      http://indian007-newswithviews.blogspot.com/2010/09/some-parallels-between-us-911-and.html

  • Ivan Malagurski September 14, 2010 on 12:44 pm

    Wow, now that’s an ambitious program…

  • Dav September 14, 2010 on 6:00 pm

    beginning of the end times where everyone who want service to buy food will need the mark. Read Revelations

    • Samwatcher Dav September 14, 2010 on 9:52 pm

      i totally agree with you…its the begining of the mark.

      • wayne Samwatcher September 15, 2010 on 12:53 pm

        Exactly look how there currently comparing the al queda bombing in Nigeria and they have a Mosque with in walking distants of where over 499 people died from the bomb of a Muslim terrorist so we should be like them. media mind control 101

  • gworkers September 15, 2010 on 1:39 pm

    Suggested reading for all: Saved By The Light (a true story based on a man’s near death experience and the visions he saw…..written a while ago and many of his visions have already happened.) Also 1984, and Revelation……and make your own conclusions. God help us all!

  • Indian007 September 20, 2010 on 2:46 am

    This is a sinister agenda.. The fruits of this sinister agenda will only be revealed in the years to come. India is implementing a Global agenda advanced by global elites and that is to microchip all humans with RFID chips. This is only a first step to that end goal. [Please watch Aaron Russo’s historic interview available on the Youtube]. Don’t be deceived by what the Govt. or some benificiaries of this project say. This is exactly in line with what US did. They called for a National Security ID after US 9/11. The first calls for UID in India also came after series of terror attacks leading to India’s 9/11. There are quite a bit of parallels in what’s unfolding and the people doesn’t seem to care a damn about it..
    The following blog lists out some parallels between US 9/11 and India’s 9/11 and the events leading to the call for UIDs..
    http://indian007-newswithviews.blogspot.com/2010/09/some-parallels-between-us-911-and.html
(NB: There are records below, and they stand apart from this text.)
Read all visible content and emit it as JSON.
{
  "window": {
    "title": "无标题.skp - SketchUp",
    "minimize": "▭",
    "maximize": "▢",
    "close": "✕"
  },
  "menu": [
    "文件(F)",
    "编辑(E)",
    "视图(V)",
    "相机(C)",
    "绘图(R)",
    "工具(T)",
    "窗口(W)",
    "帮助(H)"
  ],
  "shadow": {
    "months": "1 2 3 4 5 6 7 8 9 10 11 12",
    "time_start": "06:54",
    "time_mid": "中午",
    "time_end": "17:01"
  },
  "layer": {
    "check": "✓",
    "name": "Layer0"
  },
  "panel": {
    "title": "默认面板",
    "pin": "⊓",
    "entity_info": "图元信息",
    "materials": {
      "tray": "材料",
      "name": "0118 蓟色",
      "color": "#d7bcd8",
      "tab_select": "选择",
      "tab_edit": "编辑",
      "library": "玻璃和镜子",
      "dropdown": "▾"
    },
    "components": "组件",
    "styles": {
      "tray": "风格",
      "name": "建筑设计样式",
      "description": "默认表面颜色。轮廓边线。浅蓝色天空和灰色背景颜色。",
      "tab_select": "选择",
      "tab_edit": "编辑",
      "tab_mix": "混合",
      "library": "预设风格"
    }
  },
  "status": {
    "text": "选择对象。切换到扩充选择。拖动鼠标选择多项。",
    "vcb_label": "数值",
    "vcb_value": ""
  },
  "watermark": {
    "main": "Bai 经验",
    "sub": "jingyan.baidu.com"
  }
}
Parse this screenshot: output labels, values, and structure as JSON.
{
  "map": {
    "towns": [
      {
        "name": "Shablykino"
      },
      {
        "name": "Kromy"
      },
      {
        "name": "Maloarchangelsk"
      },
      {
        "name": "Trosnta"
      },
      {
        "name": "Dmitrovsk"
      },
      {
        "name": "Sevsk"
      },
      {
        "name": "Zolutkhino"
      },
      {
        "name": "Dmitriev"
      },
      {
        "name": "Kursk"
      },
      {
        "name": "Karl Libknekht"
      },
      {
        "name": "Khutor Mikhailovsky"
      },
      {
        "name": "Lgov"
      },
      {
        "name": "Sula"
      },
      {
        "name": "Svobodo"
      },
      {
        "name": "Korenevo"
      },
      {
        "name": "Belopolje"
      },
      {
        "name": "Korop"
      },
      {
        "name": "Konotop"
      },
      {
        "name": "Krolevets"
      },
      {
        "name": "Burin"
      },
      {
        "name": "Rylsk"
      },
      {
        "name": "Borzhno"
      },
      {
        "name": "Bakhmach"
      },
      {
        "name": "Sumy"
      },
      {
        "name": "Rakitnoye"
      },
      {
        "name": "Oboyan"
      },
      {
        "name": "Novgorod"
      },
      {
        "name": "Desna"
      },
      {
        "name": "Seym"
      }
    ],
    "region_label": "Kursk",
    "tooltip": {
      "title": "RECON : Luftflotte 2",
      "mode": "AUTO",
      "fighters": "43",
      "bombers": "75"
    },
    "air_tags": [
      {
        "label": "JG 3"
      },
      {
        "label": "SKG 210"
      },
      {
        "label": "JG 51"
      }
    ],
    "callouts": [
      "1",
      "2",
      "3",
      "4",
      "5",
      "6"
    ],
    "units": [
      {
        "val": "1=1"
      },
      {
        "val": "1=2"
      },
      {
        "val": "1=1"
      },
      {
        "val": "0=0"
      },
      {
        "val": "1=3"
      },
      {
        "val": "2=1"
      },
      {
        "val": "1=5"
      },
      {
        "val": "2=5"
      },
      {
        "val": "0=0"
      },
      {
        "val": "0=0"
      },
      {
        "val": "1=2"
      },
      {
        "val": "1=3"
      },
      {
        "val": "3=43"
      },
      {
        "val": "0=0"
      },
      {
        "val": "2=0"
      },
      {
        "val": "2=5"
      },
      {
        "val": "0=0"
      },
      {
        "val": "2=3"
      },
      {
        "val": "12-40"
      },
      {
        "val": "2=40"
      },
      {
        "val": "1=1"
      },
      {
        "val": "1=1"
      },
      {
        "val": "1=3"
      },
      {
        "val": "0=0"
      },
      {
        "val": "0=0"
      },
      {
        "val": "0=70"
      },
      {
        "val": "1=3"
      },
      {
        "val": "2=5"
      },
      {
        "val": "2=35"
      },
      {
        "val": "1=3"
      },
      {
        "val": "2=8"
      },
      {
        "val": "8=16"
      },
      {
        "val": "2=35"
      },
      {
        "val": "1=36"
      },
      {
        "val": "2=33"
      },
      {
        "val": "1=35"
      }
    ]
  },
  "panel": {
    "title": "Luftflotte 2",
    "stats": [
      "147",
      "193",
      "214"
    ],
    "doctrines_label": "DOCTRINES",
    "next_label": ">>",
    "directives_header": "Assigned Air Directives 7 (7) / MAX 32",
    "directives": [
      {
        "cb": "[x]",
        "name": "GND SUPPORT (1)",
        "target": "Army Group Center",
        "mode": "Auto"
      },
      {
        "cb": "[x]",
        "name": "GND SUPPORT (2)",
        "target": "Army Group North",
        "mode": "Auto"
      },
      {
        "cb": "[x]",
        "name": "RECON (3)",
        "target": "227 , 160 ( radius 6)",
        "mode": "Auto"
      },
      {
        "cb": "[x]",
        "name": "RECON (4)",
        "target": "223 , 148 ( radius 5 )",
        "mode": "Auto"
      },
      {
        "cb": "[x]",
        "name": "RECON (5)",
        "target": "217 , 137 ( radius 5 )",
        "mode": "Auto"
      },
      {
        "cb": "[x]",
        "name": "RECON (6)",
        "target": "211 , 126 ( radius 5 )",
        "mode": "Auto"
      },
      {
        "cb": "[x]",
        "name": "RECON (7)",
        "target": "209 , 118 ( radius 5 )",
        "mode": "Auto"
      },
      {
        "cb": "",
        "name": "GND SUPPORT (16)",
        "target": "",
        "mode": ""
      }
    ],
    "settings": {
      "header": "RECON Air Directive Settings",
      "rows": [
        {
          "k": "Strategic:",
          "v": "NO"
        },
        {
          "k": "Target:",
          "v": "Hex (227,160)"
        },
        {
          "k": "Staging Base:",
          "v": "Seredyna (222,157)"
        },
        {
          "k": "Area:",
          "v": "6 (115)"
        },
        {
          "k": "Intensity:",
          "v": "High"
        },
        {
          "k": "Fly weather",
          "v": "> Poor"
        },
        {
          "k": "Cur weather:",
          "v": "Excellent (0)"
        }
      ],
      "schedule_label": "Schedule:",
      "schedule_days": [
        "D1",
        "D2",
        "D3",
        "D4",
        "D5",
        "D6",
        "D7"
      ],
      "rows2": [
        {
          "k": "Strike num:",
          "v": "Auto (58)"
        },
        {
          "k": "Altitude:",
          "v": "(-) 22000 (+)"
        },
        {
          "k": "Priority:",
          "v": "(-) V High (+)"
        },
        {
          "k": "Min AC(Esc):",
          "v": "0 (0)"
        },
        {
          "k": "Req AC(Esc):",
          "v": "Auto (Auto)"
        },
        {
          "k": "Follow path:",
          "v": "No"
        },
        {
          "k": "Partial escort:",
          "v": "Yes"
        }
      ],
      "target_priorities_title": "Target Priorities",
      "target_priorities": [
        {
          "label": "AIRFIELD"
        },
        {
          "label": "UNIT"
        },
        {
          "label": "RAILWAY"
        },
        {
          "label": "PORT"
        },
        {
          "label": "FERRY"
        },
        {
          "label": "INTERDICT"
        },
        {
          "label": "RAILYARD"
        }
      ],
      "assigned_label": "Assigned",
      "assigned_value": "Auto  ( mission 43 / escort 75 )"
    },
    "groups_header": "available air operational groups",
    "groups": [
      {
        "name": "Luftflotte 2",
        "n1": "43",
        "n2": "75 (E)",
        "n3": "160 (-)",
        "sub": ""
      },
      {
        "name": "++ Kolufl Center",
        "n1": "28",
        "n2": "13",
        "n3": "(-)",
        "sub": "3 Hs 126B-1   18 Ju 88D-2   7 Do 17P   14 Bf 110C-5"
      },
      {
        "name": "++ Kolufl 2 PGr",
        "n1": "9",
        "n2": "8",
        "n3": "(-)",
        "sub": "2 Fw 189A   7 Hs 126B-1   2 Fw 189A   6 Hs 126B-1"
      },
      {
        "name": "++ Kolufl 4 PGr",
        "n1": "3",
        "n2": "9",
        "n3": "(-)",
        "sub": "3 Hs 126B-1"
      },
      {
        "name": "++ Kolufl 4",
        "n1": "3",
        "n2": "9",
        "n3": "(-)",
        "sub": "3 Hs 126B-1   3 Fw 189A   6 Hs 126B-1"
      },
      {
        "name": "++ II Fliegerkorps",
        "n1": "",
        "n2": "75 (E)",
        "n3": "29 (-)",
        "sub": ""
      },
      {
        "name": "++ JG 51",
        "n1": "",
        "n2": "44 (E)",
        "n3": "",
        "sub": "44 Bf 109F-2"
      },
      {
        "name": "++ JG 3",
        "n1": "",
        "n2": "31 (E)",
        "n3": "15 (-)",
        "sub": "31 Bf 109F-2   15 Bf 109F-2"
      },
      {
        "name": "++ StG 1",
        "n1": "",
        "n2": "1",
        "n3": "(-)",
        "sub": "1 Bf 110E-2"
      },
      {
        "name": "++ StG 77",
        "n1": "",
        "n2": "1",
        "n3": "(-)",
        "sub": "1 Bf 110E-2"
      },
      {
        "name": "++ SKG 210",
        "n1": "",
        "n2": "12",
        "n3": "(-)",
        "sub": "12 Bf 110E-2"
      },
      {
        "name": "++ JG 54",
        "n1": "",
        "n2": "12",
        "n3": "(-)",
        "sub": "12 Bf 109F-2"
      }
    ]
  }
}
  • Bldegl1 September 27, 2010 on 6:16 am

    With tears I see happening what they used to say was impossible. So, Bible prophesy is foolish? I think not! The mark of the beast is upon us and people will welcome it! Make way for Antichrist, believe it or not!

  • Stephanie October 13, 2010 on 10:49 am

    Ambitious but sounds like a great move for the Indian authority especially so that the system will benefit those who are less fortunate and in need of assistance. This will take much time but I believe in the long run it will be for the best interest of the people.

    • SkepticThink Stephanie January 13, 2012 on 4:03 pm

      Have you read 1984?

  • SkepticThink January 13, 2012 on 4:09 pm

    I hope they revolt.